But walk through its long, institutional hallways, past the massive cells with their rusting barred doors and dirty, sagging bunks, and you just might recall the bleak, hopeless prison of the 1994 film The Shawshank Redemption, shot here in 1993 and celebrating its 20th anniversary this year. Starring Tim Robbins and Morgan Freeman, the movie follows a man falsely convicted of murder on his decades-long quest for freedom and redemption.
As you stroll the reformatory’s corridors, you might think you hear the clanking of cell doors and prisoners’ cries too. For believers, the former prison in the city of Mansfield, Ohio, is one of the most haunted spots in the United States. It’s a place where the ghosts of abused inmates and staff with heavy consciences roam the halls, moving equipment and slamming doors.
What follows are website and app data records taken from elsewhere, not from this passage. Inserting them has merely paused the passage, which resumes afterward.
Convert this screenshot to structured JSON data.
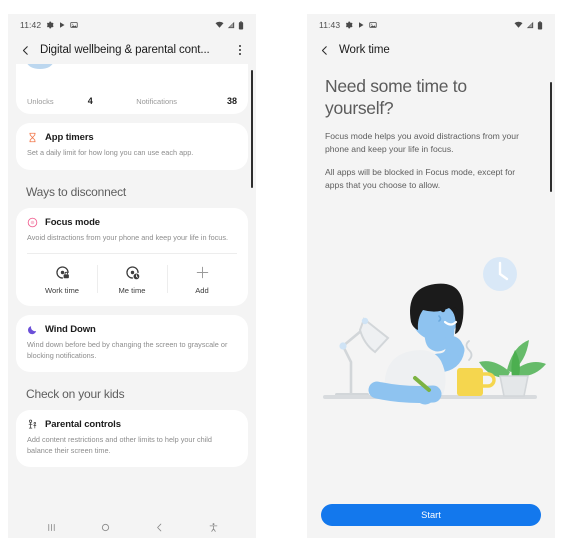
{
  "colors": {
    "screen_bg": "#f4f4f4",
    "card_bg": "#ffffff",
    "accent_blue": "#1378ed",
    "focus_pink": "#f06292",
    "timer_orange": "#f2784b",
    "wind_purple": "#6b4fd8",
    "parental_gray": "#3c3c3c"
  },
  "left_phone": {
    "status_bar": {
      "clock": "11:42",
      "left_icons": [
        "gear-icon",
        "play-icon",
        "image-icon"
      ],
      "right_icons": [
        "wifi-icon",
        "signal-icon",
        "battery-icon"
      ]
    },
    "app_bar": {
      "back_icon": "chevron-left-icon",
      "title": "Digital wellbeing & parental cont...",
      "menu_icon": "overflow-menu-icon"
    },
    "usage_card": {
      "chart_icon": "usage-donut-chart",
      "stats": [
        {
          "label": "Unlocks",
          "value": "4"
        },
        {
          "label": "Notifications",
          "value": "38"
        }
      ]
    },
    "app_timers": {
      "icon": "hourglass-icon",
      "title": "App timers",
      "description": "Set a daily limit for how long you can use each app."
    },
    "section_disconnect": "Ways to disconnect",
    "focus_mode": {
      "icon": "focus-mode-icon",
      "title": "Focus mode",
      "description": "Avoid distractions from your phone and keep your life in focus.",
      "tiles": [
        {
          "icon": "work-time-icon",
          "label": "Work time"
        },
        {
          "icon": "me-time-icon",
          "label": "Me time"
        },
        {
          "icon": "plus-icon",
          "label": "Add"
        }
      ]
    },
    "wind_down": {
      "icon": "moon-icon",
      "title": "Wind Down",
      "description": "Wind down before bed by changing the screen to grayscale or blocking notifications."
    },
    "section_kids": "Check on your kids",
    "parental_controls": {
      "icon": "parental-controls-icon",
      "title": "Parental controls",
      "description": "Add content restrictions and other limits to help your child balance their screen time."
    },
    "nav_bar": {
      "recents_icon": "recents-icon",
      "home_icon": "home-icon",
      "back_icon": "back-icon",
      "accessibility_icon": "accessibility-icon"
    }
  },
  "right_phone": {
    "status_bar": {
      "clock": "11:43",
      "left_icons": [
        "gear-icon",
        "play-icon",
        "image-icon"
      ],
      "right_icons": [
        "wifi-icon",
        "signal-icon",
        "battery-icon"
      ]
    },
    "app_bar": {
      "back_icon": "chevron-left-icon",
      "title": "Work time"
    },
    "headline": "Need some time to yourself?",
    "paragraph_1": "Focus mode helps you avoid distractions from your phone and keep your life in focus.",
    "paragraph_2": "All apps will be blocked in Focus mode, except for apps that you choose to allow.",
    "illustration": "person-at-desk-illustration",
    "start_button": "Start",
    "nav_bar": {
      "recents_icon": "recents-icon",
      "home_icon": "home-icon",
      "back_icon": "back-icon",
      "accessibility_icon": "accessibility-icon"
    }
  }
}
Indeed, even without ghosts, the building’s crumbling walls, peeling paint and cracked windows are eerie enough to provoke chills.
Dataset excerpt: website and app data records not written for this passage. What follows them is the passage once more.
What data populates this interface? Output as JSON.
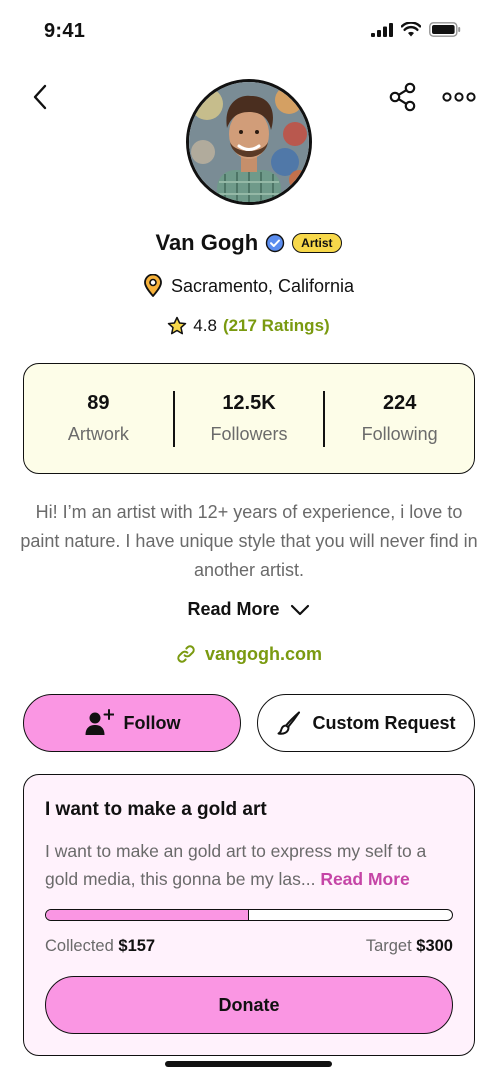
{
  "status_bar": {
    "time": "9:41"
  },
  "profile": {
    "name": "Van Gogh",
    "badge": "Artist",
    "location": "Sacramento, California",
    "rating": "4.8",
    "rating_count": "(217 Ratings)"
  },
  "stats": [
    {
      "value": "89",
      "label": "Artwork"
    },
    {
      "value": "12.5K",
      "label": "Followers"
    },
    {
      "value": "224",
      "label": "Following"
    }
  ],
  "bio": "Hi! I’m an artist with 12+ years of experience, i love to paint nature. I have unique style that you will never find in another artist.",
  "read_more_label": "Read More",
  "website": "vangogh.com",
  "actions": {
    "follow_label": "Follow",
    "custom_request_label": "Custom Request"
  },
  "campaign": {
    "title": "I want to make a gold art",
    "description": "I want to make an gold art to express my self to a gold media, this gonna be my las...",
    "read_more_label": "Read More",
    "collected_label": "Collected",
    "collected_amount": "$157",
    "target_label": "Target",
    "target_amount": "$300",
    "progress": 0.5,
    "donate_label": "Donate"
  },
  "colors": {
    "accent_pink": "#fa96e3",
    "accent_green": "#7a9a10",
    "badge_yellow": "#f7d84a",
    "stats_bg": "#fdfde8",
    "campaign_bg": "#fff2fc"
  }
}
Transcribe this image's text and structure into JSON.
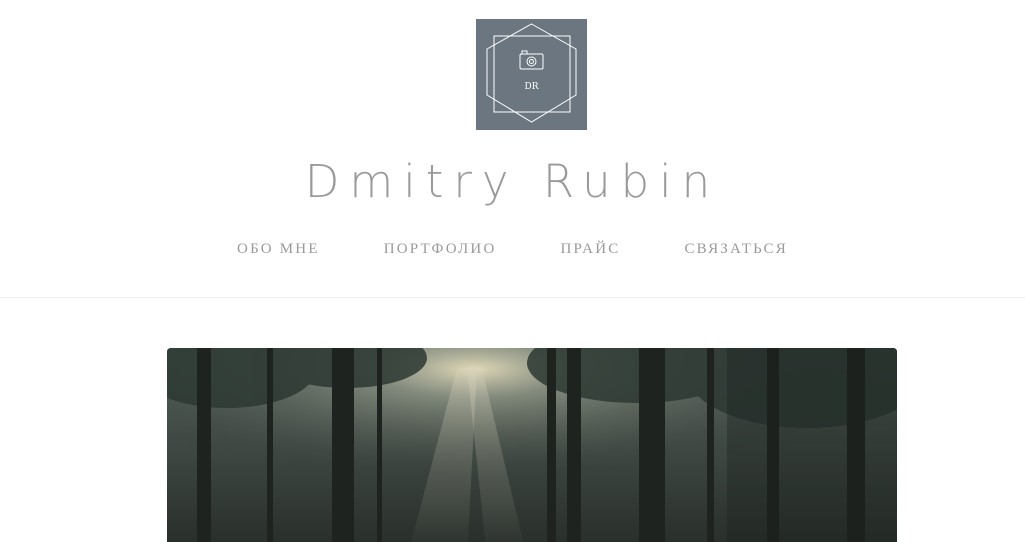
{
  "header": {
    "logo": {
      "initials": "DR",
      "icon": "camera-icon",
      "background": "#6b7680"
    },
    "title": "Dmitry Rubin"
  },
  "nav": {
    "items": [
      {
        "label": "ОБО МНЕ"
      },
      {
        "label": "ПОРТФОЛИО"
      },
      {
        "label": "ПРАЙС"
      },
      {
        "label": "СВЯЗАТЬСЯ"
      }
    ]
  },
  "hero": {
    "image": "forest-photo",
    "palette": {
      "dark": "#2a302c",
      "mid": "#4e5a55",
      "light": "#c9c2a8"
    }
  }
}
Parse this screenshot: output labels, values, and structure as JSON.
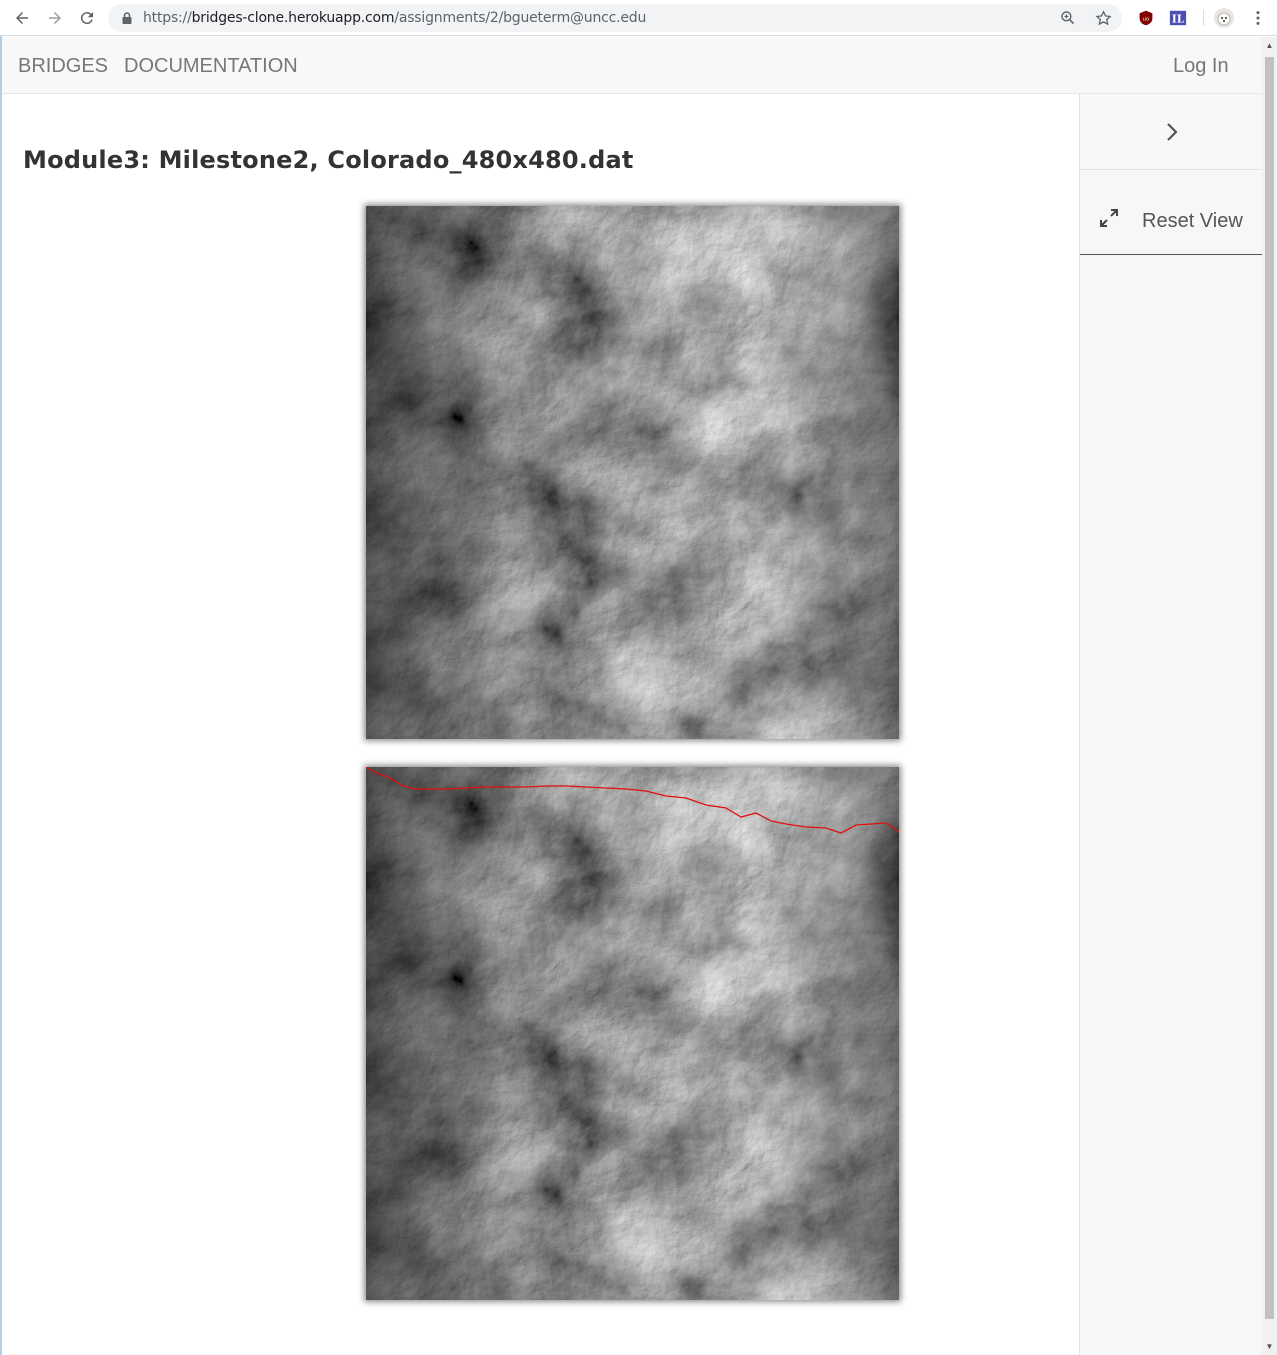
{
  "browser": {
    "url_scheme": "https://",
    "url_host": "bridges-clone.herokuapp.com",
    "url_path": "/assignments/2/bgueterm@uncc.edu",
    "icons": [
      "back-icon",
      "forward-icon",
      "reload-icon",
      "lock-icon",
      "zoom-icon",
      "bookmark-star-icon",
      "ublock-icon",
      "extension-icon",
      "profile-avatar-icon",
      "menu-kebab-icon"
    ]
  },
  "navbar": {
    "brand": "BRIDGES",
    "documentation": "DOCUMENTATION",
    "login": "Log In"
  },
  "main": {
    "title": "Module3: Milestone2, Colorado_480x480.dat",
    "images": [
      {
        "label": "elevation-map",
        "has_path": false
      },
      {
        "label": "elevation-map-with-path",
        "has_path": true,
        "path_color": "#e01010"
      }
    ]
  },
  "sidebar": {
    "toggle_icon": "chevron-right-icon",
    "reset_label": "Reset View",
    "reset_icon": "expand-arrows-icon"
  },
  "colors": {
    "navbar_bg": "#f8f8f8",
    "nav_text": "#777777",
    "path_red": "#e01010"
  }
}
The building opened in 1896 with the goal of offering young male non-violent first-time offenders the chance of rehabilitation, rather than condemning them to the state penitentiary in Columbus. The community was so proud of its new, progressive institution that the local Rickland Shield and Banner newspaper declared the groundbreaking “Mansfield’s Greatest Day”, lauding the reformatory for its steps toward prison reform.
“There was a charter school on the grounds and inmates [were] trained in everything from woodwork to farming,” said Ron Puff, one of the reformatory’s head tour guides. “They even produced their own food.” At first, recidivism rates among former inmates were as low as 10% to 15%, Puff said. “But laws changed and that system fell apart and it became more of a [standard] prison,” he added.
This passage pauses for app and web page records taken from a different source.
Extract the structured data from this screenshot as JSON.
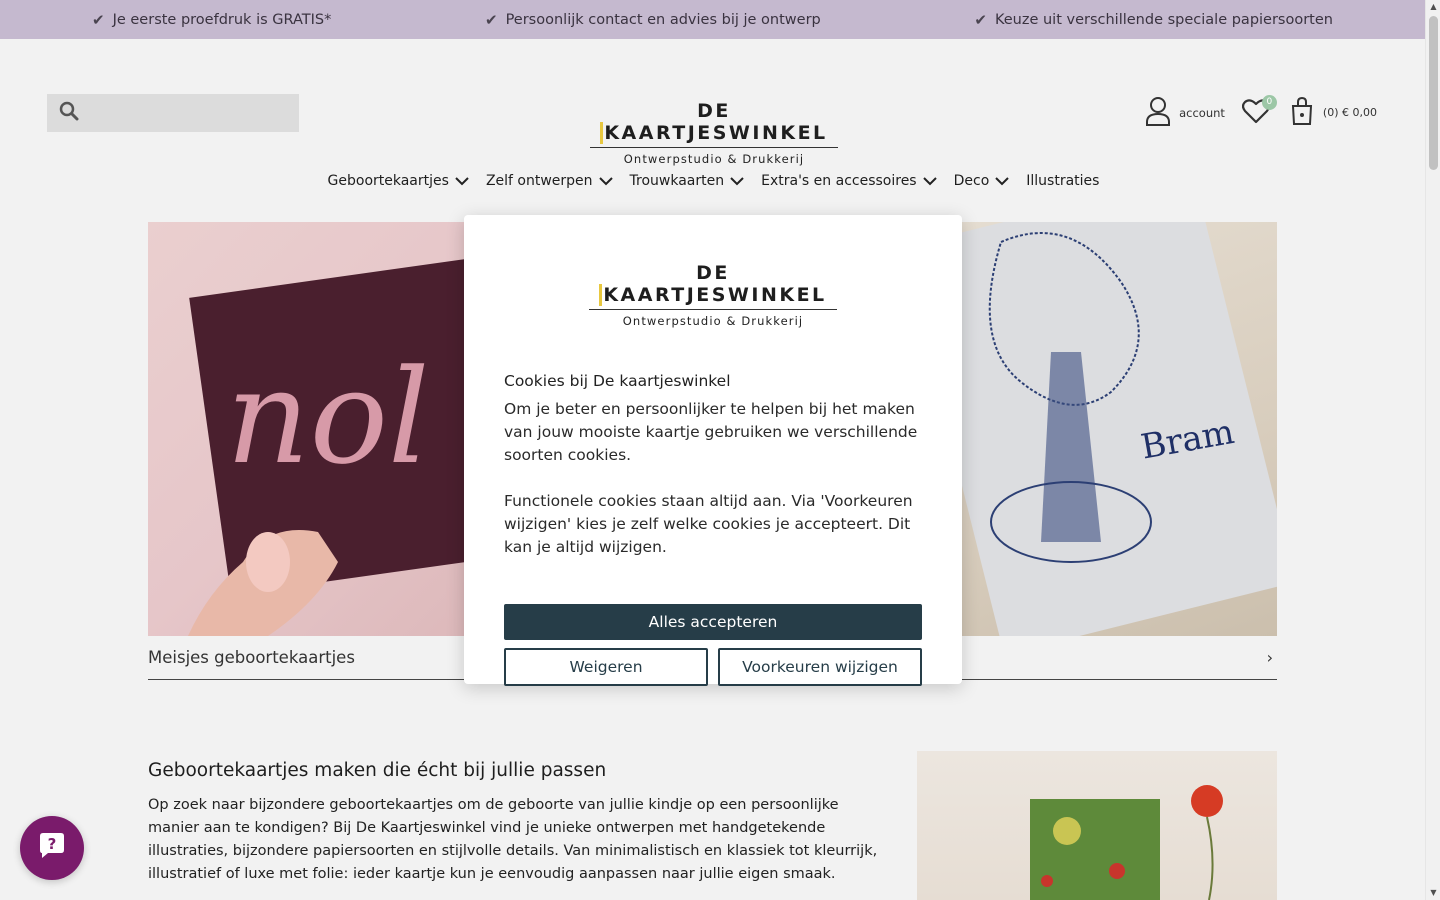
{
  "usp_bar": {
    "items": [
      {
        "icon": "check-icon",
        "text": "Je eerste proefdruk is GRATIS*"
      },
      {
        "icon": "check-icon",
        "text": "Persoonlijk contact en advies bij je ontwerp"
      },
      {
        "icon": "check-icon",
        "text": "Keuze uit verschillende speciale papiersoorten"
      }
    ]
  },
  "header": {
    "search_placeholder": "",
    "logo": {
      "brand_prefix": "DE ",
      "brand_k": "K",
      "brand_rest": "AARTJESWINKEL",
      "subtitle": "Ontwerpstudio & Drukkerij"
    },
    "account_label": "account",
    "wishlist_count": "0",
    "cart_text": "(0)  € 0,00"
  },
  "nav": {
    "items": [
      {
        "label": "Geboortekaartjes",
        "has_dropdown": true
      },
      {
        "label": "Zelf ontwerpen",
        "has_dropdown": true
      },
      {
        "label": "Trouwkaarten",
        "has_dropdown": true
      },
      {
        "label": "Extra's en accessoires",
        "has_dropdown": true
      },
      {
        "label": "Deco",
        "has_dropdown": true
      },
      {
        "label": "Illustraties",
        "has_dropdown": false
      }
    ]
  },
  "hero": {
    "caption": "Meisjes geboortekaartjes",
    "left_card_text": "nol",
    "right_card_text": "Bram"
  },
  "cookie_modal": {
    "title": "Cookies bij De kaartjeswinkel",
    "paragraph1": "Om je beter en persoonlijker te helpen bij het maken van jouw mooiste kaartje gebruiken we verschillende soorten cookies.",
    "paragraph2": "Functionele cookies staan altijd aan. Via 'Voorkeuren wijzigen' kies je zelf welke cookies je accepteert. Dit kan je altijd wijzigen.",
    "accept_label": "Alles accepteren",
    "decline_label": "Weigeren",
    "preferences_label": "Voorkeuren wijzigen"
  },
  "intro": {
    "heading": "Geboortekaartjes maken die écht bij jullie passen",
    "body": "Op zoek naar bijzondere geboortekaartjes om de geboorte van jullie kindje op een persoonlijke manier aan te kondigen? Bij De Kaartjeswinkel vind je unieke ontwerpen met handgetekende illustraties, bijzondere papiersoorten en stijlvolle details. Van minimalistisch en klassiek tot kleurrijk, illustratief of luxe met folie: ieder kaartje kun je eenvoudig aanpassen naar jullie eigen smaak."
  },
  "colors": {
    "usp_bar": "#c5b9cf",
    "accept_button": "#263d48",
    "chat_bubble": "#7a1b6b",
    "wishlist_badge": "#9cc7a6",
    "logo_accent": "#e8c840"
  }
}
In the 1970s, in fact, the reformatory was declared a maximum-security prison and it developed a reputation for what activists called brutalising, inhumane conditions. “The Hole” made famous by The Shawshank Redemption was based on a real place: an area where inmates who were deemed in need of more severe punishment were placed in solitary confinement and made to sleep on concrete floors. Today, you can climb down into the guts of the reformatory and visit the Hole. Even years after the last prisoner left, it evokes a cold, dark horror.
When the reformatory finally ceased operation in 1990, after decades of protests, Ohio state officials wanted to tear it down. But before that could happen, Shawshank location scouts took an interest in the building, drawn to its architecture – a combination of Victorian Gothic, Richardsonian Romanesque and Queen Anne that includes high, arched windows and elegant turrets. It was because of Shawshank, Puff said, that the building was saved.
“Fortunately, after the movie was made, [preservationists] were able to talk with the state who determined that the front half of the building, containing cellblocks and the administration area, would not be torn down,” Puff said.
A cottage tourism industry has sprung up around the film – and it reaches well beyond the former prison. In and around Mansfield, you can follow a dedicated Shawshank Trail to see Brooks’ halfway house, the old oak tree where Andy buried his fortune and the woods where, in the movie’s opening scene, Andy sat in his car, clutching a revolver.
But at the centre of it all, of course, is the Ohio State Reformatory and its long history.
“You don’t find buildings built this way any more, especially prisons,” Puff said. "So [preservationists’] goal was to save and preserve this site and the history of reform. They wanted people to remember what we had going here in Mansfield.”
In fact, these days, several of the Mansfield Reformatory Preservation Society’s tour guides are former inmates. “One of them was there in the 1960s,” Puff said. “And another was there in the 1980s, so their tours are a little different because they were in the same cellblocks but under different laws. They can give the history better than most.”
Walking through the bleak cellblocks with someone who once lived there offers a powerful reminder of the building’s past. But now, when the darkness and whispers of restless spirits become too much, visitors can do what prisoners couldn’t – stroll right out the front doors.
The reformatory is open to the public from April to September, offering self-guided overnight ghost hunts and guided tours of the purported paranormal hot spots. Every October, the Mansfield Reformatory Preservation Society hands the prison over to Haunted X, which, for the entire month, transforms the building into a haunted house, complete with actors, props and animatronics.